_Task item_. Look through the entries below and count the lines that contain "Warcraft". Reply with that number only.

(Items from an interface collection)

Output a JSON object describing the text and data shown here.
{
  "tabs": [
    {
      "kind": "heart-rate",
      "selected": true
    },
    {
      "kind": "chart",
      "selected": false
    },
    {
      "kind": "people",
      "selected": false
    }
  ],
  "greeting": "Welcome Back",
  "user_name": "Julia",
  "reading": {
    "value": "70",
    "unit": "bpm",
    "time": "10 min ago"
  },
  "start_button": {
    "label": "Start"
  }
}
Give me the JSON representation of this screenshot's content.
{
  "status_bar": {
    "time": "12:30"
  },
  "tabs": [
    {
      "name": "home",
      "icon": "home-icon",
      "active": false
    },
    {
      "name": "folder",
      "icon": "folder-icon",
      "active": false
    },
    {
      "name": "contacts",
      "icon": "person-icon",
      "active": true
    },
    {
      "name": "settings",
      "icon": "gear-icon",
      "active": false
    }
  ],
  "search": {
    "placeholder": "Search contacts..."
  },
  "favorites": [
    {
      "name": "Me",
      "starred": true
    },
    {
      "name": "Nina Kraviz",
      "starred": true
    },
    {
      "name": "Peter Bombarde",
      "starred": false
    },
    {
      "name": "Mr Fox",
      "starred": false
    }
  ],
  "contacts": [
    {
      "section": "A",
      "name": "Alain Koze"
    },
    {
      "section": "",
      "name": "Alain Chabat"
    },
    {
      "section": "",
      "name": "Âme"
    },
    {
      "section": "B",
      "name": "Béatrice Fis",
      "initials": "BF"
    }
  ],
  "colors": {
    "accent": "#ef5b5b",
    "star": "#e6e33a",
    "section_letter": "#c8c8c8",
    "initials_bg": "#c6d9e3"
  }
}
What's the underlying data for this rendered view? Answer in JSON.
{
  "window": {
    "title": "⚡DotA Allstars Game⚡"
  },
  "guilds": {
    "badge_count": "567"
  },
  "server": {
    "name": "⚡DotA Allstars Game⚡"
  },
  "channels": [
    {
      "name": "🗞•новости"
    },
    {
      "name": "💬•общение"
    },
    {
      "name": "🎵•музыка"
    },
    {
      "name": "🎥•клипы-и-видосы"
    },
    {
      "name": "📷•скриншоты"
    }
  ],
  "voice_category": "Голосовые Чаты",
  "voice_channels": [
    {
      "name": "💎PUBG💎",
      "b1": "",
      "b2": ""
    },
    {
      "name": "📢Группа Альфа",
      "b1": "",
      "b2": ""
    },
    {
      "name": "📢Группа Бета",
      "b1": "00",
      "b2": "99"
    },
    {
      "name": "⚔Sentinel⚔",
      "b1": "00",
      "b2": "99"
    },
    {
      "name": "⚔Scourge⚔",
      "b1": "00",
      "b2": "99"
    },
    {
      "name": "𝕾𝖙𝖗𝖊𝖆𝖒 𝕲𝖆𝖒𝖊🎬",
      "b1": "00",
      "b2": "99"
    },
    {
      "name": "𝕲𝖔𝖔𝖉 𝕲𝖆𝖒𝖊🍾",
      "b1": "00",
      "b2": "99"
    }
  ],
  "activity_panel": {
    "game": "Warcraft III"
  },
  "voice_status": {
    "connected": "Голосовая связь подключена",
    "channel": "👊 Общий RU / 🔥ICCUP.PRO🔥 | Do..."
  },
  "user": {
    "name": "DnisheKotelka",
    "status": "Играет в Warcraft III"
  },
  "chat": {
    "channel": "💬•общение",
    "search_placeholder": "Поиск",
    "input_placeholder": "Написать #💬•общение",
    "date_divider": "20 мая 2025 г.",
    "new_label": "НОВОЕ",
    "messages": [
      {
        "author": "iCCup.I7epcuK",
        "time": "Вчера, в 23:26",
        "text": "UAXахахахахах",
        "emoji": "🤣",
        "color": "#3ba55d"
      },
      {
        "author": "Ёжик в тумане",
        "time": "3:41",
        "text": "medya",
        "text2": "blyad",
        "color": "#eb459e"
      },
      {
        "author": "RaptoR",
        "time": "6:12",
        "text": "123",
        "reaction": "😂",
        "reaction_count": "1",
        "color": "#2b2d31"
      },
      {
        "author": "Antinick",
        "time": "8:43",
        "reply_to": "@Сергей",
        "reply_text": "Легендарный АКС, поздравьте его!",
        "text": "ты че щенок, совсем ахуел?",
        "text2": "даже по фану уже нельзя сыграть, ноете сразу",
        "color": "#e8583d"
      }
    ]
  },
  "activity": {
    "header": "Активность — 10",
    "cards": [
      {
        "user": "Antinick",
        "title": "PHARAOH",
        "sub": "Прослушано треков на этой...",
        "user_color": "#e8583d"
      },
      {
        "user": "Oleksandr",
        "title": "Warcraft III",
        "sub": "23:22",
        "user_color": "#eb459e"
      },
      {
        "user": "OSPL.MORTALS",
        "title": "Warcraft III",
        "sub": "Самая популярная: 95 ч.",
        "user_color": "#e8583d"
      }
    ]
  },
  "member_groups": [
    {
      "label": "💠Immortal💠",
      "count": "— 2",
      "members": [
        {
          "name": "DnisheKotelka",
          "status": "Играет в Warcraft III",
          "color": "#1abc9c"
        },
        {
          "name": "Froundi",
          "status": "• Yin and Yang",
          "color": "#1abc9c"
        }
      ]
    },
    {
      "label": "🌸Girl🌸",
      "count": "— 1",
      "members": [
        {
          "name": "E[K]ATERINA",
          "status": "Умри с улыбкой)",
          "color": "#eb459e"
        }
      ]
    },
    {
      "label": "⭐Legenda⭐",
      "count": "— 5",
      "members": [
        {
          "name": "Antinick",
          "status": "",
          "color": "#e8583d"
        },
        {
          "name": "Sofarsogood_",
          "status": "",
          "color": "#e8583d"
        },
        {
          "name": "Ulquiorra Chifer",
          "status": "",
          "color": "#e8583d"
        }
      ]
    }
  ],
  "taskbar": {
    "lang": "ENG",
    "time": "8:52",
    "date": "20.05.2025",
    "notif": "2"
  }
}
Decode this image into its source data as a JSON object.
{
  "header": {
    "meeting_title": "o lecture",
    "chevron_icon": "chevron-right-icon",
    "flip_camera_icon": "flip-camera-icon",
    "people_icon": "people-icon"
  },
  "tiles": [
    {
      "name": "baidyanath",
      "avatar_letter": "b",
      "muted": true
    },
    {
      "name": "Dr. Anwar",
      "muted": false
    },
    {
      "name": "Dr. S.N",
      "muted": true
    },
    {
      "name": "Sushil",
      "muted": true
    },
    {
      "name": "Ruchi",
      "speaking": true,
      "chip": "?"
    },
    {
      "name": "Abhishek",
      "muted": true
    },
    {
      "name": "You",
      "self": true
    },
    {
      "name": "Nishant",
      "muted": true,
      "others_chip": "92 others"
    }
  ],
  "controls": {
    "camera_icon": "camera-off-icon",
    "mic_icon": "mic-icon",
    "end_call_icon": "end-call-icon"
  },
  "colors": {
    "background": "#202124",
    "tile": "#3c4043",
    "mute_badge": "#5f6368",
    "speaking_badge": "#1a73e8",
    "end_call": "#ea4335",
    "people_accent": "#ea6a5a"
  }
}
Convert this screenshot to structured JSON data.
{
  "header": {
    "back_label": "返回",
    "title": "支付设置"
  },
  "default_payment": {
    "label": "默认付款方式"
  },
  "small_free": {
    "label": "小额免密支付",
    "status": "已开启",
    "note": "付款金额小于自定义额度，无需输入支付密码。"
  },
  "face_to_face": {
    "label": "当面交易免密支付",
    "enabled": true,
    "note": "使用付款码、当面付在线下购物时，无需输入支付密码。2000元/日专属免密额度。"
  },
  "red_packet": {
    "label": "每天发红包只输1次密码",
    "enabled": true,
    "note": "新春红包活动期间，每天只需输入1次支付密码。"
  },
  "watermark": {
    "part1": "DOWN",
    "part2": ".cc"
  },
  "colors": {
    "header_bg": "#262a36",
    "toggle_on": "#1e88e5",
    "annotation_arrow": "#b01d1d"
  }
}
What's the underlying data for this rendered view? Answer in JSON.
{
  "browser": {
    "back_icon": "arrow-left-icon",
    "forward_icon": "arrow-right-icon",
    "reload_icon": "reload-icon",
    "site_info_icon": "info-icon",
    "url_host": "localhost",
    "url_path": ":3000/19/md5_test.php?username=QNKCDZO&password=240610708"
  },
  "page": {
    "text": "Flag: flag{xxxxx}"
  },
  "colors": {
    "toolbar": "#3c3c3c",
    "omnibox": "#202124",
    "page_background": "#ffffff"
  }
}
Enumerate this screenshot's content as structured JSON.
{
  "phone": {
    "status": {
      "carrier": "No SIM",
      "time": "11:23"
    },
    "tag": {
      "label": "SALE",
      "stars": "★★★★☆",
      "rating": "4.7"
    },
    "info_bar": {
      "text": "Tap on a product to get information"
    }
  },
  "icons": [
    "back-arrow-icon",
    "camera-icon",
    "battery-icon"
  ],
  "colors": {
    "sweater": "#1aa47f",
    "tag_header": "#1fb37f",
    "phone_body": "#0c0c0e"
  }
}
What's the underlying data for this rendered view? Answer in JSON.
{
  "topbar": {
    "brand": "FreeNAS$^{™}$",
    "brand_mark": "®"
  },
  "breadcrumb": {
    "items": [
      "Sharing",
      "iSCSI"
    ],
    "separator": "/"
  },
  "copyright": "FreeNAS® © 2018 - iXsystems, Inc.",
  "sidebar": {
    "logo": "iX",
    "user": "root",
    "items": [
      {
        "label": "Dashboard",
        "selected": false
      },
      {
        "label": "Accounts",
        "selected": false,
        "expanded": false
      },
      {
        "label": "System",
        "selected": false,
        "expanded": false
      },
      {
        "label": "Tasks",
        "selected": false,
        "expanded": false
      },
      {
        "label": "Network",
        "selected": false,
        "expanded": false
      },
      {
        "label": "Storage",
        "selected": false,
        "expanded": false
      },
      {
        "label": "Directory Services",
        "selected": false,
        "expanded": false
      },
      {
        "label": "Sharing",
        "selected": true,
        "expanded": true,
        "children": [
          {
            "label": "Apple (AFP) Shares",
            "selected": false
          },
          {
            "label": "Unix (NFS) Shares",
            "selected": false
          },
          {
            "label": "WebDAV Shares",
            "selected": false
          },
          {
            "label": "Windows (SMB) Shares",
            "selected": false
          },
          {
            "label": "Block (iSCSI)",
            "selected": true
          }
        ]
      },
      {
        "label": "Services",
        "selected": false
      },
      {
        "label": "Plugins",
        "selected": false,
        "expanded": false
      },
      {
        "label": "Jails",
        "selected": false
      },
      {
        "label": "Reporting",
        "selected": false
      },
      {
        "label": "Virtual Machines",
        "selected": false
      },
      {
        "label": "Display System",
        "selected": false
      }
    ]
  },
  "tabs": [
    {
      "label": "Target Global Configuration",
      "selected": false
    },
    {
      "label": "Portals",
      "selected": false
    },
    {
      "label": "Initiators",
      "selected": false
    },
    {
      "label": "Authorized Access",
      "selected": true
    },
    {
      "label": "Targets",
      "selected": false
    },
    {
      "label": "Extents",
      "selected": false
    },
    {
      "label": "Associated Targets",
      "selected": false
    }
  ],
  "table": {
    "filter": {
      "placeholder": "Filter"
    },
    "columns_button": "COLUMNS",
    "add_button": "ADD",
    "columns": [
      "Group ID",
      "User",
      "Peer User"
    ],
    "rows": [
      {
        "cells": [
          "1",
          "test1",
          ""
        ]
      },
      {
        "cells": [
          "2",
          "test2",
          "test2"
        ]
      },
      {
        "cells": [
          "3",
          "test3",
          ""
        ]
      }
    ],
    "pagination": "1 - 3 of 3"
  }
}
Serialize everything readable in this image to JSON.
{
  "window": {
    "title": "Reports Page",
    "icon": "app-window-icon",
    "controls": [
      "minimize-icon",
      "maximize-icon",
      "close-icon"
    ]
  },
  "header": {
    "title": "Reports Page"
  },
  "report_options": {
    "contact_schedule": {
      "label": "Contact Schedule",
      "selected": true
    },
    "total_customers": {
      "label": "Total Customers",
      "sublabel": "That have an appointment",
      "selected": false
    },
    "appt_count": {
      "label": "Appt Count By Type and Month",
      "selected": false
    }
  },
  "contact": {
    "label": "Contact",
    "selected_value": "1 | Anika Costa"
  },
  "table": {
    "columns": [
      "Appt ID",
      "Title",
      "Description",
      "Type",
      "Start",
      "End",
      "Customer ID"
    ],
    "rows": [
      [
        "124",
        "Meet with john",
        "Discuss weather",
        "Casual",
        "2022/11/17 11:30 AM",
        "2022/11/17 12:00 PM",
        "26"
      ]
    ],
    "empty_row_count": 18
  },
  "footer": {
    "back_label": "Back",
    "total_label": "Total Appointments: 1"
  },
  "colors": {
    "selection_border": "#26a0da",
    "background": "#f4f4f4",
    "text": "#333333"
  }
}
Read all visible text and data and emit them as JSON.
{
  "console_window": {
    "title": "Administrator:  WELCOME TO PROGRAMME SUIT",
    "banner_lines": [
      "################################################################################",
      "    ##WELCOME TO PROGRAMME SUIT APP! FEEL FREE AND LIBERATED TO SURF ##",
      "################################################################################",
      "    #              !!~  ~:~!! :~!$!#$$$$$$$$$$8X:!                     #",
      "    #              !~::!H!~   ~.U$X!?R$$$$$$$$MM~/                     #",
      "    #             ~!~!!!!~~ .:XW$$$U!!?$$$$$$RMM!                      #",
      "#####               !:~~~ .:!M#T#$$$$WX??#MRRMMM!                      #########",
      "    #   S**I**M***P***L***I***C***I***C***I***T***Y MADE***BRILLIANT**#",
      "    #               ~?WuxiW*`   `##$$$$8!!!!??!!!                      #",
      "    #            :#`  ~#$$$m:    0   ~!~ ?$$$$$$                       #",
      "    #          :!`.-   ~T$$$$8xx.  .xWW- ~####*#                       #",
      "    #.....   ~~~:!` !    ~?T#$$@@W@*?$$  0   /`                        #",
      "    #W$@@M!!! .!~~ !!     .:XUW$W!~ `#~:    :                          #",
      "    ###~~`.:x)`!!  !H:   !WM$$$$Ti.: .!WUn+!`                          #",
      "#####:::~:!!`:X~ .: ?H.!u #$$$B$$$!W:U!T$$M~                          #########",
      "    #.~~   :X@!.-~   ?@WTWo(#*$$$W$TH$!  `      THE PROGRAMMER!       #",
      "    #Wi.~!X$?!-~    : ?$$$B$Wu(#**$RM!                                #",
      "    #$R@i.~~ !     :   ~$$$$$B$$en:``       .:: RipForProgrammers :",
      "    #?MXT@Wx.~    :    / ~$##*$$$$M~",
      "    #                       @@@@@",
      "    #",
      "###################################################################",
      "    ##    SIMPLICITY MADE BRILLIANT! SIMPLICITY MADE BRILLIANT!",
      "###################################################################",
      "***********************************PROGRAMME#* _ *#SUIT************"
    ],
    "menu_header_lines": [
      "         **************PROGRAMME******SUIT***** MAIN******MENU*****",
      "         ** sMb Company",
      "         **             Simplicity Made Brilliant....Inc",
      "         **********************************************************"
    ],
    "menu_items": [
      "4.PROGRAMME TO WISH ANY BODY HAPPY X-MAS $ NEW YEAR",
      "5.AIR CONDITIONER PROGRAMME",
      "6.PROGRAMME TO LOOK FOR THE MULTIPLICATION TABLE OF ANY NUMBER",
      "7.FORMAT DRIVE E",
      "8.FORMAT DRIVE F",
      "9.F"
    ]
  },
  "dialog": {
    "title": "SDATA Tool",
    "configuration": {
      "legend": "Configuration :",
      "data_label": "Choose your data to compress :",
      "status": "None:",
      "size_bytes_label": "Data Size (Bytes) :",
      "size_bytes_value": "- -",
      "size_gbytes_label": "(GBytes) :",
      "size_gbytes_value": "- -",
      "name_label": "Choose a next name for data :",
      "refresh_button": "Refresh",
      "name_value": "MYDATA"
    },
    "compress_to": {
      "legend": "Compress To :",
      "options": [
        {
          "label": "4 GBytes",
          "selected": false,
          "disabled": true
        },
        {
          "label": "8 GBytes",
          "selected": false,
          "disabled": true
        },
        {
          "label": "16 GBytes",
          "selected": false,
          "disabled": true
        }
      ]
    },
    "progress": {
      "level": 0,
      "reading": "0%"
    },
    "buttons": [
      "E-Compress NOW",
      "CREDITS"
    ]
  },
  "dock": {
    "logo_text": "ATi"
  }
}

_Response to this task_. 5